Managing Post-Fire, Climate-Induced Vegetation Transitions
Warmer, drier and longer fire seasons in the Northwest have led to larger and more frequent wildfires. These changes in fire activity, combined with warmer and drier post-fire conditions, have in turn led to growing concern that in some areas of the Northwest, particularly in forests and shrublands east of the Cascade Range, existing plant communities may face difficulty regrowing and persisting following fire. Some of these communities may ultimately transition to different vegetation types - for example, from forests or shrublands to grasslands - impacting the ecological, economic and cultural services provided by these ecosystems. In this webinar, Northwest CASC supported researchers will present a review of current knowledge and practice around the emerging climate impact of post-fire vegetation transitions in the Northwest.

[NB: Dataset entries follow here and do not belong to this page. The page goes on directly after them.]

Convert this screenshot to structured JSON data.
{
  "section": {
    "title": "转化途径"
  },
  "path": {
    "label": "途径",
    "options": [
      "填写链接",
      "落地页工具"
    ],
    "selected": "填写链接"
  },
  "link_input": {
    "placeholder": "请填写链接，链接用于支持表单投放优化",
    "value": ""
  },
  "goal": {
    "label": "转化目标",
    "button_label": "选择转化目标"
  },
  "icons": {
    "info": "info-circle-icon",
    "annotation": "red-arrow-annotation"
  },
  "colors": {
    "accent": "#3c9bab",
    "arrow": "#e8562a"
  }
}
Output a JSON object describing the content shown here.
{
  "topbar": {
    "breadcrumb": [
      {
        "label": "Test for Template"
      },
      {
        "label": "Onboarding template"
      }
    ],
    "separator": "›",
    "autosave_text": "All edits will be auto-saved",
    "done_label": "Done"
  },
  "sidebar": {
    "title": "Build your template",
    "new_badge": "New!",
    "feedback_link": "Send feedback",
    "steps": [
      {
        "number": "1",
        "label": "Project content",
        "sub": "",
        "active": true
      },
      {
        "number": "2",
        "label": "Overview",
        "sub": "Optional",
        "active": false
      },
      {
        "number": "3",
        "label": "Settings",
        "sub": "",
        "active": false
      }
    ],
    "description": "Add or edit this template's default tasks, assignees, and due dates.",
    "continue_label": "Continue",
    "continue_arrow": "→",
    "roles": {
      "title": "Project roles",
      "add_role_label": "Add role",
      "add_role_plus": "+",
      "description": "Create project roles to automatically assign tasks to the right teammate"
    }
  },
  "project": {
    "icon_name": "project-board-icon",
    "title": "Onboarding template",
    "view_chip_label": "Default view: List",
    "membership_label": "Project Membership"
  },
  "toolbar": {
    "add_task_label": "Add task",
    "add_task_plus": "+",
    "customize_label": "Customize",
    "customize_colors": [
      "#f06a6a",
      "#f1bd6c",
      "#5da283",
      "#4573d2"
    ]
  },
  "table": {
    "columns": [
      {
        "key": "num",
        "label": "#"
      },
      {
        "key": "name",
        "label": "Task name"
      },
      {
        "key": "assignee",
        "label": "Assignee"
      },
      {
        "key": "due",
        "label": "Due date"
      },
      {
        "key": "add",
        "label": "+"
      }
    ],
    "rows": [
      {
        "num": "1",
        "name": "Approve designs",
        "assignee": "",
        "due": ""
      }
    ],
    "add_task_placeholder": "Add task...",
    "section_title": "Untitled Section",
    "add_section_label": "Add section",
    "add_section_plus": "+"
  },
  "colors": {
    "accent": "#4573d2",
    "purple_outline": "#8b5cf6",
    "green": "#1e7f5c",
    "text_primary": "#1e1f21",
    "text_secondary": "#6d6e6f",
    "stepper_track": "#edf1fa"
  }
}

This synthesis is the result of a working group process that convened natural resource managers and scientists from Northwest Tribes, universities, the non-profit and private sectors, and federal, state and local governments to collaboratively review what is currently known (and unknown) about managing climate-driven, post-fire vegetation transitions in the Northwest.